▶ _INPUT FOR THIS TASK_
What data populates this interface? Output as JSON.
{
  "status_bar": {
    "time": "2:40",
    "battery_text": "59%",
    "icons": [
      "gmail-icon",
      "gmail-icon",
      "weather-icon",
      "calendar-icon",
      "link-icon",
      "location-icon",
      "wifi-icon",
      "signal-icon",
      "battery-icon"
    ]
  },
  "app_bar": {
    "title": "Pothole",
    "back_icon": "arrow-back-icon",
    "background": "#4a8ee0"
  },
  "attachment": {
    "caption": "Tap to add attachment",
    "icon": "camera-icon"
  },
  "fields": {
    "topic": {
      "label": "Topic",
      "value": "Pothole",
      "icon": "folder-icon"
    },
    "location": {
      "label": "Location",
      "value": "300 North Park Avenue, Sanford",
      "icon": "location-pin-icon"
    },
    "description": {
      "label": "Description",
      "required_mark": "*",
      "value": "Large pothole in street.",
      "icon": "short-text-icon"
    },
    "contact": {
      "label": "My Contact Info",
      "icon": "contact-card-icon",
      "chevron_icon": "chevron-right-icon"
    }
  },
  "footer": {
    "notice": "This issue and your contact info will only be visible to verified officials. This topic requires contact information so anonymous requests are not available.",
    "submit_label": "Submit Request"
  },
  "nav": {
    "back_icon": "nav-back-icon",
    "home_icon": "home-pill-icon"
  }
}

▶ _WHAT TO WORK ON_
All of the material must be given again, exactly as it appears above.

▶ _RESPONSE AREA_
What data populates this interface? Output as JSON.
{
  "status_bar": {
    "time": "2:40",
    "battery_text": "59%",
    "icons": [
      "gmail-icon",
      "gmail-icon",
      "weather-icon",
      "calendar-icon",
      "link-icon",
      "location-icon",
      "wifi-icon",
      "signal-icon",
      "battery-icon"
    ]
  },
  "app_bar": {
    "title": "Pothole",
    "back_icon": "arrow-back-icon",
    "background": "#4a8ee0"
  },
  "attachment": {
    "caption": "Tap to add attachment",
    "icon": "camera-icon"
  },
  "fields": {
    "topic": {
      "label": "Topic",
      "value": "Pothole",
      "icon": "folder-icon"
    },
    "location": {
      "label": "Location",
      "value": "300 North Park Avenue, Sanford",
      "icon": "location-pin-icon"
    },
    "description": {
      "label": "Description",
      "required_mark": "*",
      "value": "Large pothole in street.",
      "icon": "short-text-icon"
    },
    "contact": {
      "label": "My Contact Info",
      "icon": "contact-card-icon",
      "chevron_icon": "chevron-right-icon"
    }
  },
  "footer": {
    "notice": "This issue and your contact info will only be visible to verified officials. This topic requires contact information so anonymous requests are not available.",
    "submit_label": "Submit Request"
  },
  "nav": {
    "back_icon": "nav-back-icon",
    "home_icon": "home-pill-icon"
  }
}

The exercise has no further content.